Wednesday, April 4, 2007

DMCA Architect Admits Defeat

[From a posting on johnmacsgroup by Michael Geist -- BSA]

Though I'm not sure simply giving up on copyright and going for a
'patronage culture' is the best solution. That methodology produces art
which serves the needs of those with money and power, and the
independant artist who is critical of the established order is left out
in the cold. Ironically, it is the hip, young, anti-commercial leftists
who are leading the way to a world where all professional artists will
work for commercial concerns. (And how will this work for art which does
not enhance the profitability of other media? A movie company would pay
for music to use in its films, for example, but who will pay for books
whose only value is the book itself, not its value as a tie-in to
something else? A quick look at shows the quality of
purely amateur writing in terrifying detail...)

Again, I state, the solution is cultural, not technological. Violating
copyright should be seen as being on the same moral plane as kicking
puppies or peeing in public -- something civilized people Just Don't Do. ================================

Friday March 23, 2007
McGill University hosted an interesting conference today on music and
copyright reform. The conference consisted of two panels plus an
afternoon of open dialogue and featured an interesting collection of
speakers including Bruce Lehman, the architect of the WIPO Internet
Treaties and the DMCA, Ann Chaitovitz of the USPTO, Terry Fisher of
Harvard Law School, NDP Heritage critic Charlie Angus, famed music
producer Sandy Pearlman, and myself. A video of the event has been
posted in Windows format.

My participation focused on making the case against anti-circumvention
legislation in Canada (it starts at about 54:30). I emphasized the
dramatic difference between the Internet of 1997 and today, the harmful
effects of the DMCA, the growing movement away from DRM, and the fact
that the Canadian market has supported a range of online music services
with faster digital music sales growth than either the U.S. or Europe
but without anti-circumvention legislation.

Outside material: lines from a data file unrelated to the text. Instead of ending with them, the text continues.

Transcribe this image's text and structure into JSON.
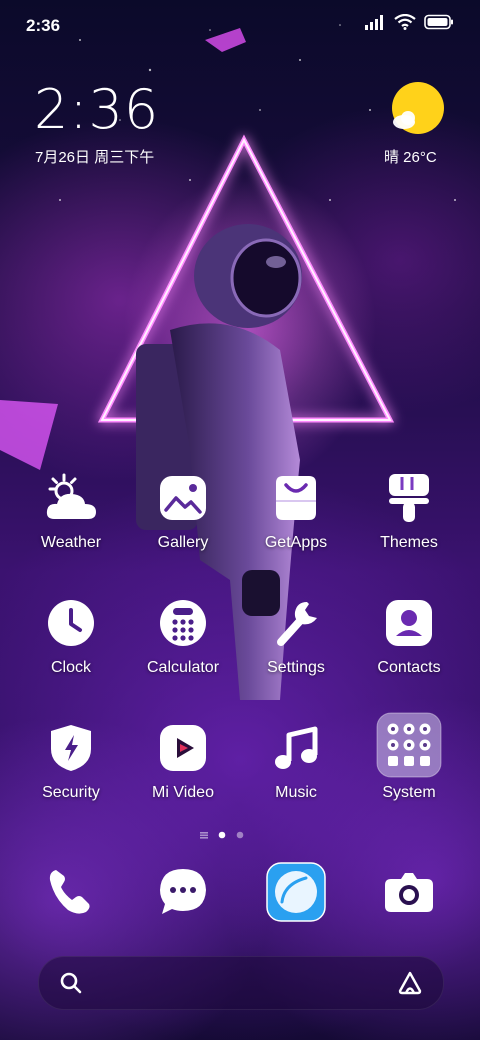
{
  "status_bar": {
    "time": "2:36"
  },
  "lock_widget": {
    "time": "2:36",
    "date": "7月26日 周三下午",
    "weather": "晴 26°C"
  },
  "apps": [
    {
      "label": "Weather",
      "icon": "weather-icon"
    },
    {
      "label": "Gallery",
      "icon": "gallery-icon"
    },
    {
      "label": "GetApps",
      "icon": "getapps-icon"
    },
    {
      "label": "Themes",
      "icon": "themes-icon"
    },
    {
      "label": "Clock",
      "icon": "clock-icon"
    },
    {
      "label": "Calculator",
      "icon": "calculator-icon"
    },
    {
      "label": "Settings",
      "icon": "settings-icon"
    },
    {
      "label": "Contacts",
      "icon": "contacts-icon"
    },
    {
      "label": "Security",
      "icon": "security-icon"
    },
    {
      "label": "Mi Video",
      "icon": "mi-video-icon"
    },
    {
      "label": "Music",
      "icon": "music-icon"
    },
    {
      "label": "System",
      "icon": "system-folder-icon"
    }
  ],
  "page_indicator": {
    "pages": 2,
    "current": 1
  },
  "dock": [
    {
      "icon": "phone-icon"
    },
    {
      "icon": "messages-icon"
    },
    {
      "icon": "browser-icon"
    },
    {
      "icon": "camera-icon"
    }
  ],
  "colors": {
    "accent_sun": "#ffd21a",
    "browser_blue": "#2aa0f0"
  }
}
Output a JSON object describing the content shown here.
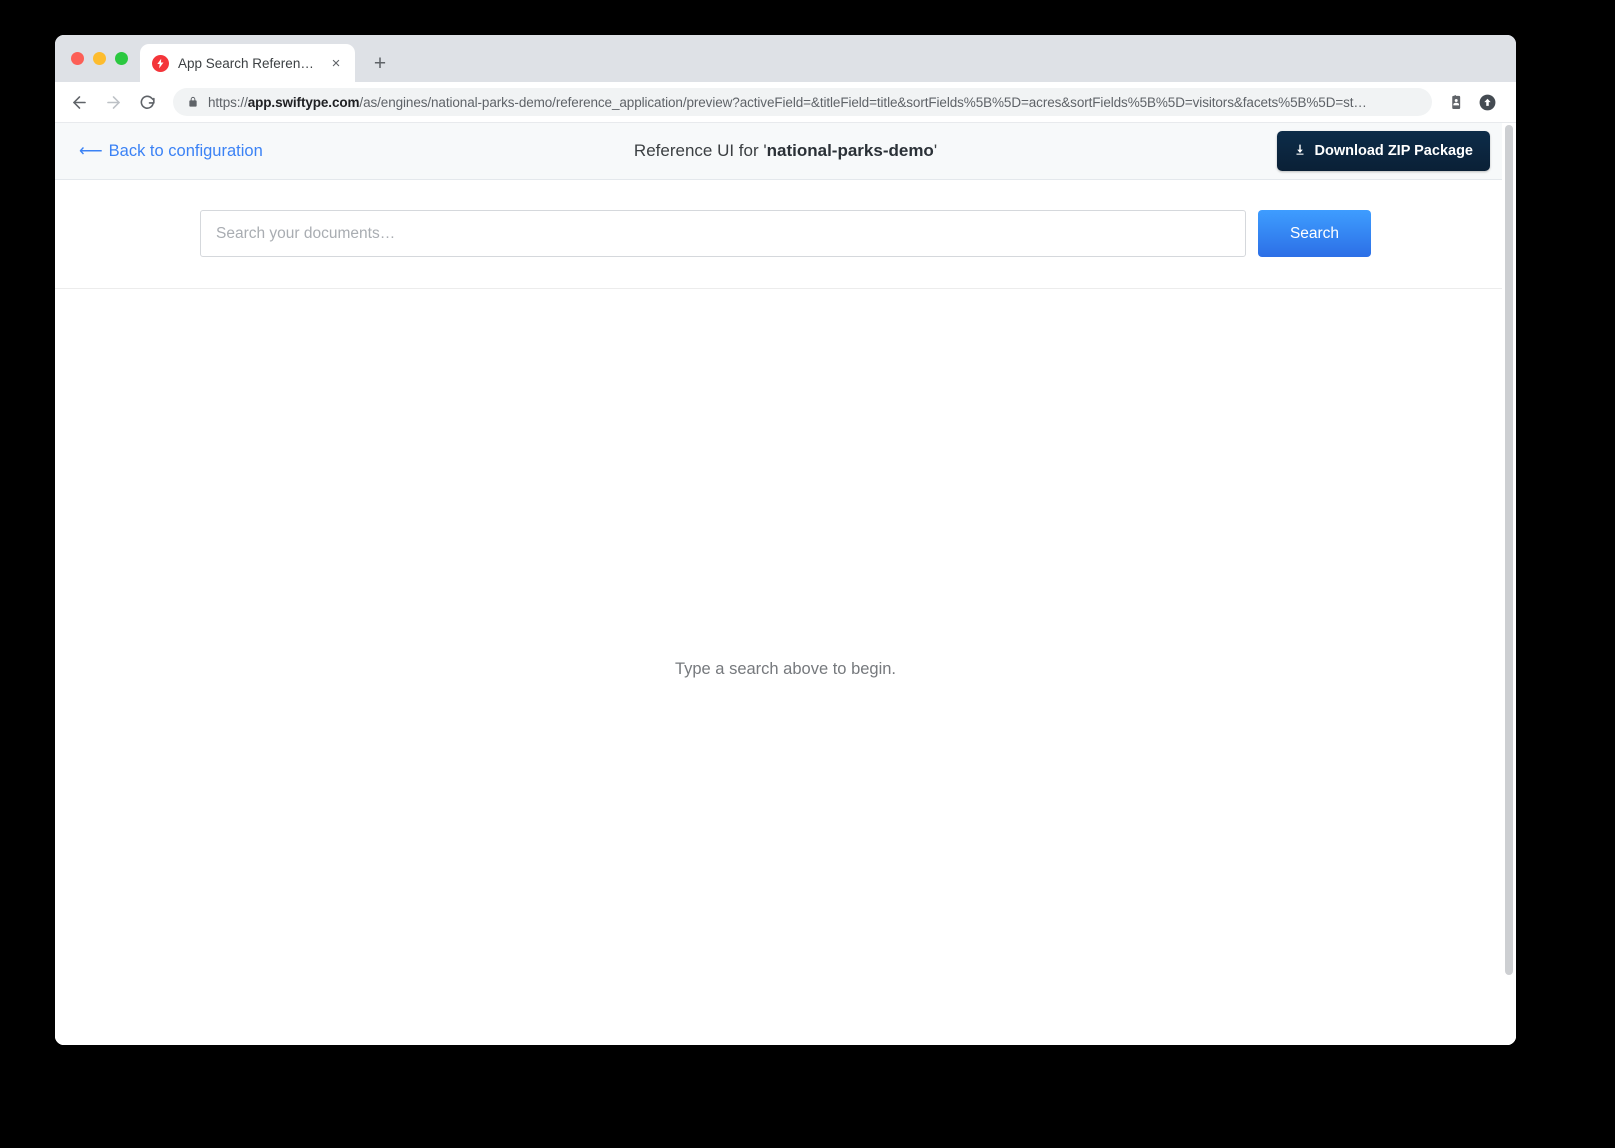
{
  "browser": {
    "tab": {
      "title": "App Search Reference UI",
      "favicon_name": "swiftype-bolt-icon",
      "favicon_color": "#f4353a",
      "close_label": "×"
    },
    "new_tab_label": "+",
    "nav": {
      "back_label": "←",
      "forward_label": "→",
      "reload_label": "⟳"
    },
    "omnibox": {
      "scheme": "https://",
      "host": "app.swiftype.com",
      "path": "/as/engines/national-parks-demo/reference_application/preview?activeField=&titleField=title&sortFields%5B%5D=acres&sortFields%5B%5D=visitors&facets%5B%5D=st…",
      "lock_icon": "lock-icon"
    },
    "toolbar_icons": [
      {
        "name": "profile-card-icon"
      },
      {
        "name": "account-upload-icon"
      }
    ]
  },
  "app": {
    "header": {
      "back_arrow": "⟵",
      "back_label": "Back to configuration",
      "title_prefix": "Reference UI for '",
      "title_engine": "national-parks-demo",
      "title_suffix": "'",
      "download_icon": "download-arrow-icon",
      "download_label": "Download ZIP Package",
      "accent_link_color": "#3b82f5",
      "download_button_color": "#0d2c49"
    },
    "search": {
      "placeholder": "Search your documents…",
      "value": "",
      "button_label": "Search",
      "button_color": "#3e9dff"
    },
    "results": {
      "empty_state": "Type a search above to begin."
    }
  }
}
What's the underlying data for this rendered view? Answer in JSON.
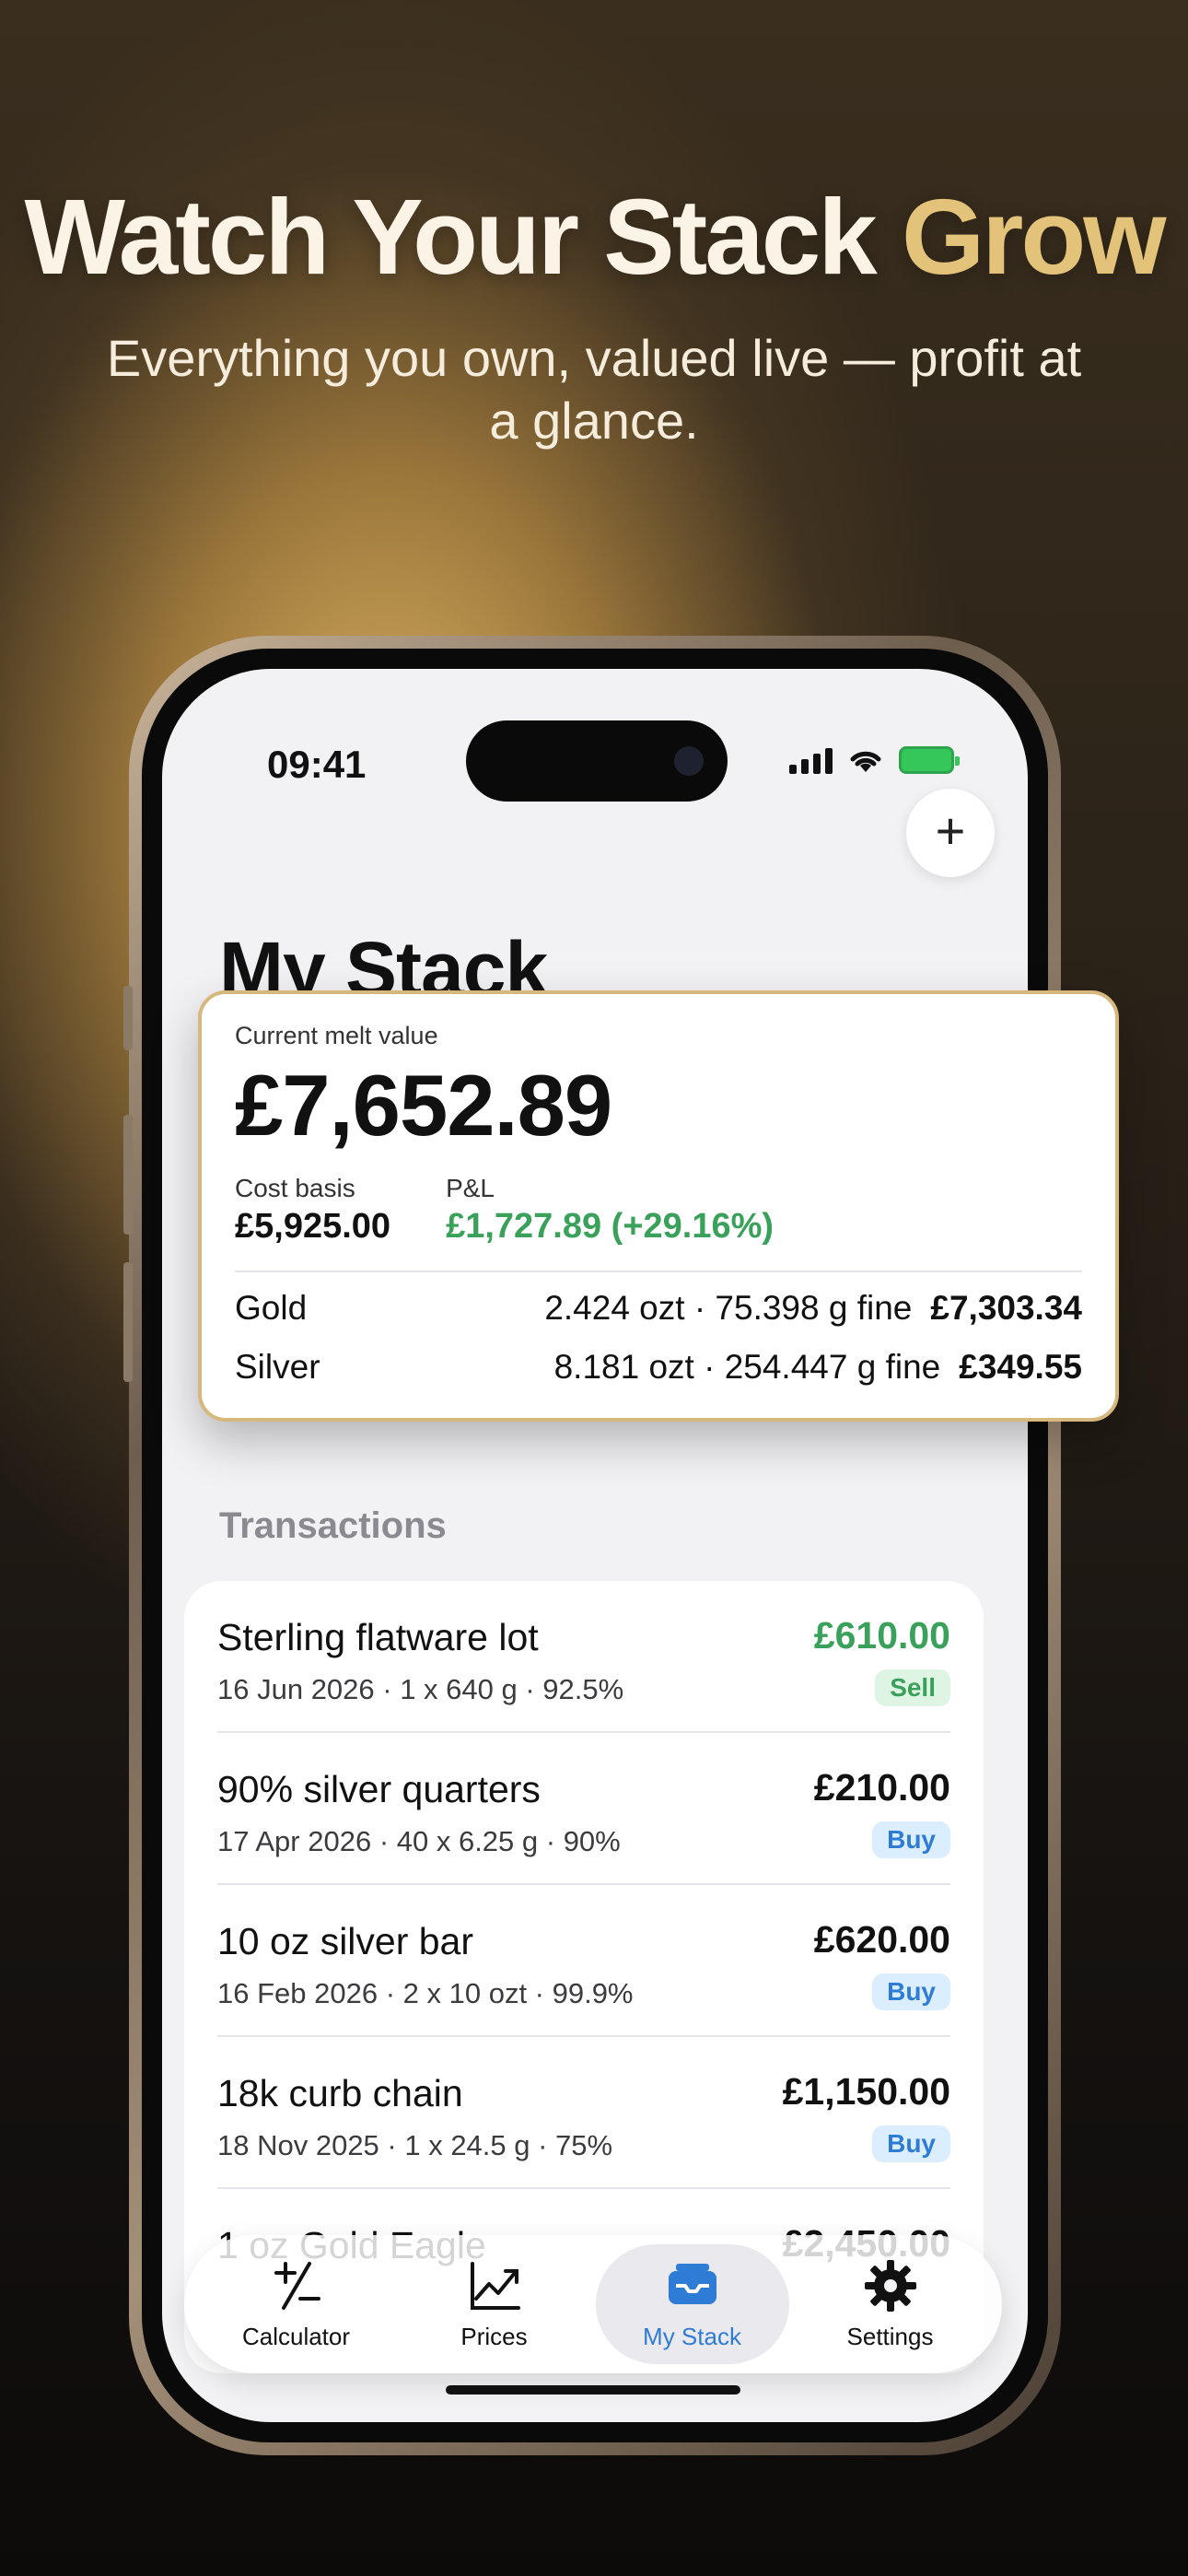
{
  "hero": {
    "title_main": "Watch Your Stack ",
    "title_accent": "Grow",
    "subtitle": "Everything you own, valued live — profit at a glance."
  },
  "status_bar": {
    "time": "09:41"
  },
  "page": {
    "title": "My Stack",
    "add_symbol": "+"
  },
  "summary": {
    "current_label": "Current melt value",
    "current_value": "£7,652.89",
    "cost_label": "Cost basis",
    "cost_value": "£5,925.00",
    "pl_label": "P&L",
    "pl_value": "£1,727.89 (+29.16%)",
    "metals": [
      {
        "name": "Gold",
        "detail": "2.424 ozt · 75.398 g fine",
        "value": "£7,303.34"
      },
      {
        "name": "Silver",
        "detail": "8.181 ozt · 254.447 g fine",
        "value": "£349.55"
      }
    ]
  },
  "transactions": {
    "header": "Transactions",
    "items": [
      {
        "name": "Sterling flatware lot",
        "meta": "16 Jun 2026 · 1 x 640 g · 92.5%",
        "amount": "£610.00",
        "type": "Sell"
      },
      {
        "name": "90% silver quarters",
        "meta": "17 Apr 2026 · 40 x 6.25 g · 90%",
        "amount": "£210.00",
        "type": "Buy"
      },
      {
        "name": "10 oz silver bar",
        "meta": "16 Feb 2026 · 2 x 10 ozt · 99.9%",
        "amount": "£620.00",
        "type": "Buy"
      },
      {
        "name": "18k curb chain",
        "meta": "18 Nov 2025 · 1 x 24.5 g · 75%",
        "amount": "£1,150.00",
        "type": "Buy"
      },
      {
        "name": "1 oz Gold Eagle",
        "meta": "",
        "amount": "£2,450.00",
        "type": ""
      }
    ]
  },
  "tabbar": {
    "tabs": [
      {
        "label": "Calculator",
        "icon": "plus-minus-icon"
      },
      {
        "label": "Prices",
        "icon": "chart-line-icon"
      },
      {
        "label": "My Stack",
        "icon": "tray-icon"
      },
      {
        "label": "Settings",
        "icon": "gear-icon"
      }
    ],
    "active": "My Stack"
  },
  "colors": {
    "gold_accent": "#e3c27a",
    "profit_green": "#3aa15a",
    "buy_blue": "#2f7cd6",
    "card_border": "#d6b77c"
  }
}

The most interesting - and surprising - presentation came from Bruce
Lehman, who now heads the International Intellectual Property Institute.
Lehman explained the U.S. perspective in the early 1990s that led to
the DMCA (ie. greater control though TPMs), yet when reflecting on the
success of the DMCA acknowledged that "our Clinton administration
policies didn't work out very well" and "our attempts at copyright
control have not been successful" (presentation starts around 11:00).
Moreover, Lehman says that we are entering the "post-copyright" era for
music, suggesting that a new form of patronage will emerge with support
coming from industries that require music (webcasters, satellite radio)
and government funding. While he says that teens have lost respect for
copyright, he lays much of the blame at the feet of the recording
industry for their failure to adapt to the online marketplace in the

In a later afternoon discussion, Lehman went further, urging Canada to
think outside the box on future copyright reform. While emphasizing the
need to adhere to international copyright law (ie. Berne), he suggested
that Canada was well placed to experiment with new approaches. He was
not impressed with Bill C-60, seemingly because he does not believe that
it went far enough in reshaping digital copyright issues. Given ongoing
pressure from the U.S., I'm skeptical about Canada's ability to chart a
new course on copyright, yet if the architect of the DMCA is willing to
admit that change is needed, then surely our elected officials should
take notice.